Filmmaker Sam Raimi's assistance on Activision's "Spider-Man" helped ensure that it was out two weeks before the movie last summer, and the company is already working with Raimi on the game version of the sequel due in 2004.
On Activision's recent "Minority Report," director Steven Spielberg consulted with game developers on the look of his futuristic world and on his crime-and-punishment themes. The game lacked the rights to star Tom Cruise's image, however, so designers had to make the main character tall and blond - unlike Cruise - which broke some of the continuity established by Spielberg's help.
"You're playing in the same world, with the same goals, same gadgets, same kind of plot - but it's not ideal," Vrabeck said.
The makers of the new LucasArts "Indiana Jones" games have had a similar problem trying to render their character without the help of Harrison Ford. For "Indiana Jones and the Emperor's Tomb," due Feb. 21, they studied photos and film footage to assemble something close to his likeness - including his signature chin scar.
Some game makers try to attract stars by minimizing the workload.
The team designing the recent James Bond game "Nightfire" persuaded actor Pierce Brosnan to undergo a few minutes of digital facial scanning, but did not push for him to do the voice recording and character movements, said Scot Bayless, who oversees the franchise for Electronic Arts.

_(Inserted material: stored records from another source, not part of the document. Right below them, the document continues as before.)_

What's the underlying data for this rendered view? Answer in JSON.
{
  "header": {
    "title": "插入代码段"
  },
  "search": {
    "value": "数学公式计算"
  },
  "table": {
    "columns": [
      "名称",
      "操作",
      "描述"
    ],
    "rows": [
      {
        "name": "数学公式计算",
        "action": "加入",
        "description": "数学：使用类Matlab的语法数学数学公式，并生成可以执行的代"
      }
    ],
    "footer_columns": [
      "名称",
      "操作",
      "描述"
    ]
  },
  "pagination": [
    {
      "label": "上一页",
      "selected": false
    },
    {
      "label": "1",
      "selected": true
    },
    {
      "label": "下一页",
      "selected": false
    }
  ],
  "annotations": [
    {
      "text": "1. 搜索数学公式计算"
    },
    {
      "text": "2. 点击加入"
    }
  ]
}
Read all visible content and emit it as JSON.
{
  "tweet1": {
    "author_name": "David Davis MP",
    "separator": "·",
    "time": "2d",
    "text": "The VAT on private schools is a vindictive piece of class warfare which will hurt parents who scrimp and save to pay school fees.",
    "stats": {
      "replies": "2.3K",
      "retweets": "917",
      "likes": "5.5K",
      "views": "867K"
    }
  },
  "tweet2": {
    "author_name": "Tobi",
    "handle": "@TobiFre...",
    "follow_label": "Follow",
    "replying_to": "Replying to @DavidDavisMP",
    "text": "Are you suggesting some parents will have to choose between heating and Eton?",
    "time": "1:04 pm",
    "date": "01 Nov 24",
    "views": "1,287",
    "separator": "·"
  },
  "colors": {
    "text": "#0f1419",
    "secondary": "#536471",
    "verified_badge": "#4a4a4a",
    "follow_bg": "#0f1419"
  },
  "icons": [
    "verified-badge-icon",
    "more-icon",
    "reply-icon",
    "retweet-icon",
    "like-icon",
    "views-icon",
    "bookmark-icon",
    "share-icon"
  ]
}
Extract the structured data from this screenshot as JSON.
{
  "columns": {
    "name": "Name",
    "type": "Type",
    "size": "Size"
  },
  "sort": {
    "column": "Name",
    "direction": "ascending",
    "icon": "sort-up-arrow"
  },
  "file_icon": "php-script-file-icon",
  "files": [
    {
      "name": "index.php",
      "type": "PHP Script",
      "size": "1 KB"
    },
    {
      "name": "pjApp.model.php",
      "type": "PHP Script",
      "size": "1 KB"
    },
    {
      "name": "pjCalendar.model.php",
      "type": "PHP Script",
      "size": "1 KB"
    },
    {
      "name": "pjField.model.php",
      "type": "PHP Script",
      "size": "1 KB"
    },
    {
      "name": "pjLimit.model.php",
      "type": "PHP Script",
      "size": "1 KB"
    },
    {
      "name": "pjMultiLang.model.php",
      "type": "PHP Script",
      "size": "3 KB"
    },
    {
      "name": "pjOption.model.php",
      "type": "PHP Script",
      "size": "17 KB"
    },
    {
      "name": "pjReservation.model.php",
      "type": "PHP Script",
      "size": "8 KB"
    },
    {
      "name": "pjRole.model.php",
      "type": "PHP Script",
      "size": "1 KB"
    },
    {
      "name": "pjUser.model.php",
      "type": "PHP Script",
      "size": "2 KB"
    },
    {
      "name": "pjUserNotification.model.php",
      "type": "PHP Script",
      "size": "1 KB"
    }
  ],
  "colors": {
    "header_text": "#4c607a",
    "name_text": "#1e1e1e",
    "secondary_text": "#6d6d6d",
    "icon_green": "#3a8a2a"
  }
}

Next time, Bayless said, they hope he'll agree to do more.
By Anthony Breznican